Even at home, lock-down is rarely tedious or silent, as Kathrine joins 261 Fearless charity keep-in-shape classes with women from around the world, often at 6am our time. The only real problem is our grocery supplies are delivered to the doorstep by kind neighbors, who are convinced that at 80 I must be vulnerable and feeble. So when I head out for my daily run, I have to creep by in a hoody, in case they discover that I’m ambulatory.
I wrote last month of how the search for personal improvement can be enough to give a sense of direction, as our usual races disappear from the calendar. But it’s good also to create some short-term incentive. So I initiated an international “virtual race,” in live-time.
Racing Together, on Different Continents
Virtual racing has become the lifeline that might save the endangered species of our sport. It deserves the support of every runner who can afford not to ask for a refund. (For the financial plight of our race organisers, simply think of stacks of unwanted but paid for t-shirts.) But can you make it feel like a real race?
We did. The new dimension was that we raced in live time, simultaneously in two hemispheres. At 8am on a mellow fall morning, I stood on the 5K start-line on the Wellington, New Zealand, waterfront. At that exact same moment, 4pm in New York State, among spring blossoms on the New Paltz rail-trail, my friends Dennis Moore and Norman Goluskin were on their marks, GPS timing devices poised. I had my distance and time checked by another friend, Gabby O’Rourke, on her bicycle, a qualified course-measurer (and 2008 Boston masters runner-up).

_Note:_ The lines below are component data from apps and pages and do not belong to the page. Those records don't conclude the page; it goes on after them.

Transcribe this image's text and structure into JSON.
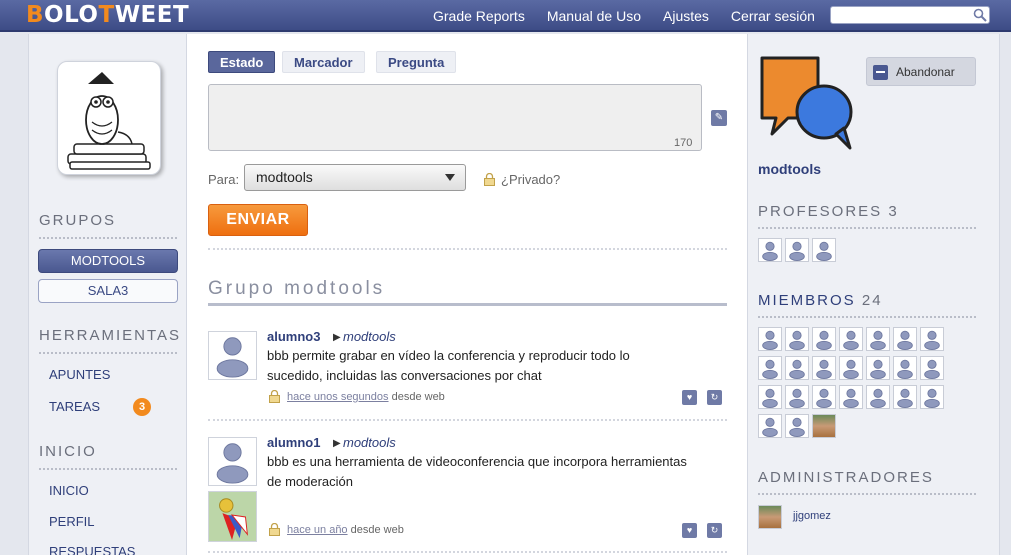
{
  "header": {
    "logo_first": "B",
    "logo_olo": "OLO",
    "logo_t": "T",
    "logo_weet": "WEET",
    "nav": [
      "Grade Reports",
      "Manual de Uso",
      "Ajustes",
      "Cerrar sesión"
    ],
    "search_placeholder": ""
  },
  "left": {
    "grupos_title": "GRUPOS",
    "groups": [
      {
        "label": "MODTOOLS",
        "active": true
      },
      {
        "label": "SALA3",
        "active": false
      }
    ],
    "herramientas_title": "HERRAMIENTAS",
    "tools": [
      {
        "label": "APUNTES"
      },
      {
        "label": "TAREAS",
        "badge": "3"
      }
    ],
    "inicio_title": "INICIO",
    "inicio_links": [
      "INICIO",
      "PERFIL",
      "RESPUESTAS"
    ]
  },
  "composer": {
    "tabs": [
      "Estado",
      "Marcador",
      "Pregunta"
    ],
    "active_tab": "Estado",
    "char_count": "170",
    "para_label": "Para:",
    "recipient": "modtools",
    "private_label": "¿Privado?",
    "send_label": "ENVIAR"
  },
  "stream": {
    "title": "Grupo modtools",
    "posts": [
      {
        "author": "alumno3",
        "group": "modtools",
        "text": "bbb permite grabar en vídeo la conferencia y reproducir todo lo sucedido, incluidas las conversaciones por chat",
        "time": "hace unos segundos",
        "source": "desde web"
      },
      {
        "author": "alumno1",
        "group": "modtools",
        "text": "bbb es una herramienta de videoconferencia que incorpora herramientas de moderación",
        "time": "hace un año",
        "source": "desde web"
      }
    ]
  },
  "right": {
    "group_name": "modtools",
    "leave_label": "Abandonar",
    "profesores_title": "PROFESORES",
    "profesores_count": "3",
    "miembros_title": "MIEMBROS",
    "miembros_count": "24",
    "admins_title": "ADMINISTRADORES",
    "admin_name": "jjgomez"
  },
  "colors": {
    "accent": "#f28a1e",
    "nav_blue": "#3d4c86",
    "link_blue": "#2f3f7a"
  }
}
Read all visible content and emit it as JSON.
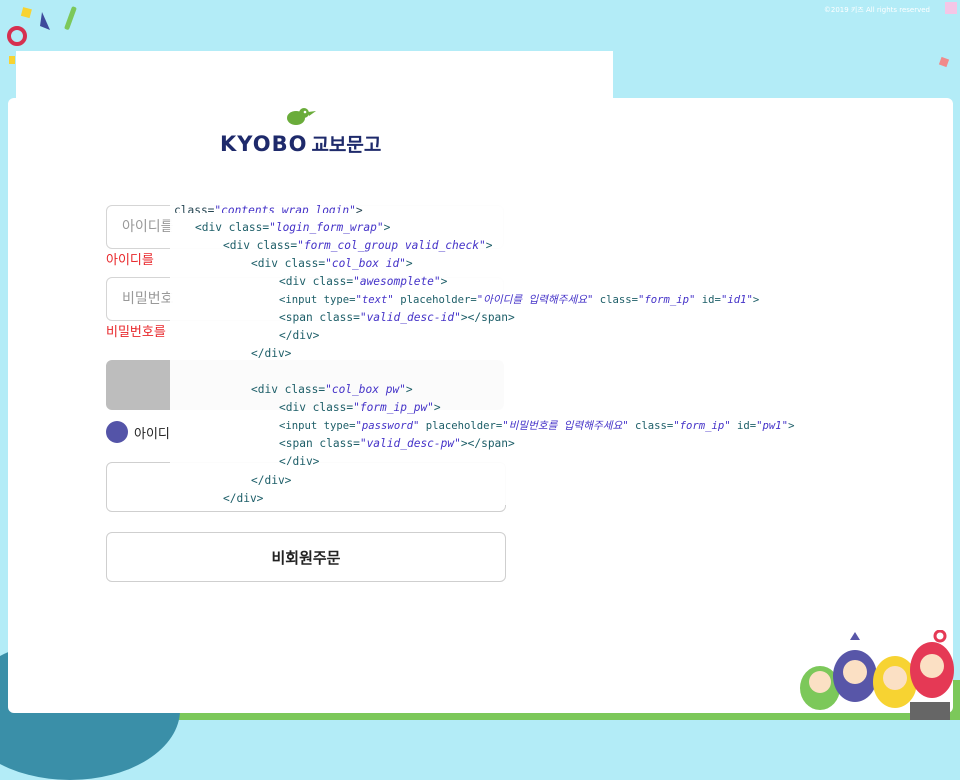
{
  "footer": {
    "copyright": "©2019 키즈 All rights reserved"
  },
  "logo": {
    "brand_en": "KYOBO",
    "brand_kr": "교보문고"
  },
  "login": {
    "id_placeholder": "아이디를",
    "id_error": "아이디를 ",
    "pw_placeholder": "비밀번호",
    "pw_error": "비밀번호를",
    "save_id_label": "아이디",
    "guest_order_label": "비회원주문"
  },
  "devtools": {
    "lines": [
      "class=\"contents_wrap_login\">",
      "<div class=\"login_form_wrap\">",
      "<div class=\"form_col_group valid_check\">",
      "<div class=\"col_box id\">",
      "<div class=\"awesomplete\">",
      "<input type=\"text\" placeholder=\"아이디를 입력해주세요\" class=\"form_ip\" id=\"id1\">",
      "<span class=\"valid_desc-id\"></span>",
      "</div>",
      "</div>",
      "<div class=\"col_box pw\">",
      "<div class=\"form_ip_pw\">",
      "<input type=\"password\" placeholder=\"비밀번호를 입력해주세요\" class=\"form_ip\" id=\"pw1\">",
      "<span class=\"valid_desc-pw\"></span>",
      "</div>",
      "</div>",
      "</div>"
    ]
  },
  "colors": {
    "background": "#b3ecf7",
    "brand_navy": "#1e2a6b",
    "brand_green": "#6aac3a",
    "error": "#e8262a",
    "toggle": "#5454a8"
  }
}
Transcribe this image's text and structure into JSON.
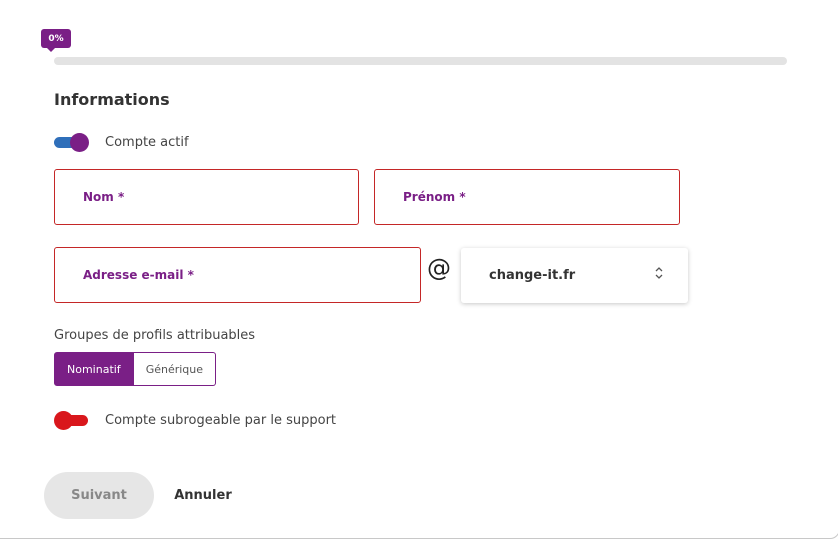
{
  "progress": {
    "badge": "0%",
    "fraction": 0
  },
  "section": {
    "title": "Informations"
  },
  "account_active": {
    "label": "Compte actif",
    "on": true
  },
  "fields": {
    "last_name": {
      "label": "Nom *"
    },
    "first_name": {
      "label": "Prénom *"
    },
    "email": {
      "label": "Adresse e-mail *",
      "separator": "@"
    }
  },
  "domain_select": {
    "value": "change-it.fr",
    "icon": "chevron-up-down-icon"
  },
  "profile_groups": {
    "label": "Groupes de profils attribuables",
    "options": [
      "Nominatif",
      "Générique"
    ],
    "selected": "Nominatif"
  },
  "support_subrogation": {
    "label": "Compte subrogeable par le support",
    "on": false
  },
  "actions": {
    "next": "Suivant",
    "cancel": "Annuler"
  },
  "colors": {
    "accent": "#7a1f86",
    "error": "#c42727",
    "toggle_off": "#d9171c",
    "toggle_track_on": "#2f6fba"
  }
}
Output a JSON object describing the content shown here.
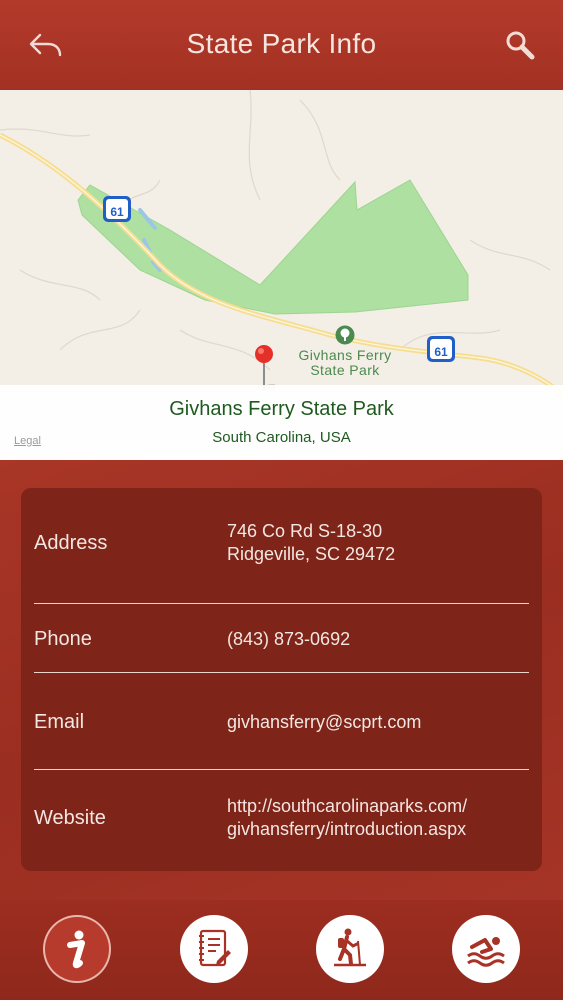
{
  "header": {
    "title": "State Park Info",
    "back_icon": "undo-arrow-icon",
    "search_icon": "search-icon"
  },
  "map": {
    "park_label_line1": "Givhans Ferry",
    "park_label_line2": "State Park",
    "route_shield": "61",
    "caption_title": "Givhans Ferry State Park",
    "caption_subtitle": "South Carolina, USA",
    "legal": "Legal"
  },
  "info": {
    "rows": [
      {
        "label": "Address",
        "value": "746 Co Rd S-18-30\nRidgeville, SC 29472"
      },
      {
        "label": "Phone",
        "value": "(843) 873-0692"
      },
      {
        "label": "Email",
        "value": "givhansferry@scprt.com"
      },
      {
        "label": "Website",
        "value": "http://southcarolinaparks.com/\ngivhansferry/introduction.aspx"
      }
    ]
  },
  "tabs": [
    {
      "name": "info",
      "icon": "info-icon",
      "active": true
    },
    {
      "name": "notes",
      "icon": "notebook-icon",
      "active": false
    },
    {
      "name": "hiking",
      "icon": "hiker-icon",
      "active": false
    },
    {
      "name": "swimming",
      "icon": "swimmer-icon",
      "active": false
    }
  ],
  "colors": {
    "header": "#b33a2b",
    "card": "#7e2418",
    "park_green": "#aee0a1",
    "caption_text": "#1e5a1f"
  }
}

Kathrine Switzer, jogging because of an achilles injury, doubled as race starter. Also alert, in Martinsville, Virginia, was Joe Philpott, whose 10th Annual Martinsville Half Marathon and 5K was forced by the virus to go Virtual. Joe and I met as age-group rivals and became good friends, and this race in his home town is a major way for him to put back into the sport he has loved for fifty years. He is typical of the best kind of race organisers, who this year may be losing a lot of their own money. To help him create local and media interest in the Virtual replacement, we all registered, giving Martinsville 2020 probably the most international field in its ten years. That t-shirt (soon to be mailed) is one I will treasure, as a historical relic of this strange time. Safely social-distanced at 8,000 miles apart, we were all keeping the fun in running, and giving Joe a wholly unprecedented kind of race to worry about.
Kathrine made cell-phone contact around the globe, and she cried “GO!” And it did feel like a race. When my breathing wanted me to ease off, I knew I had to stop Norman from closing. Dennis was spurred to a lifetime PR (23:04). I got a post-knee-replacement best (26:16). Dennis, at 73, placed third overall in the full Martinsville result, and when Joe calculated the age-graded percentages, I’d edged Dennis by 0.38%, a photo-finish thriller. By international phone, we shared results and made excuses and joked just as all runners do in the minutes after every race while the endorphins still romp.
“O, who can cloy the hungry edge of appetite/By bare imagination of a feast?”
I tremble to argue with Shakespeare, but by bare imagination and a cell-phone connection, we did it. We raced. We almost satisfied that hungry appetite. Not a feast, perhaps, without the tactical challenge of head-to-head racing, or mingling with a supportive wider community. But it gave us a reason to plan, to focus, to taper, to (in my case) wake up early, wear racing shoes, double-knot the laces, warm up, get a little nervous, the whole pre-race ritual. It gave us purpose in training, and competitive drama on the day. The results seem to matter. Now we’re thinking of a series.
Next up: Insights from Mark and Russell, the two knee replacements the comeback has relied on.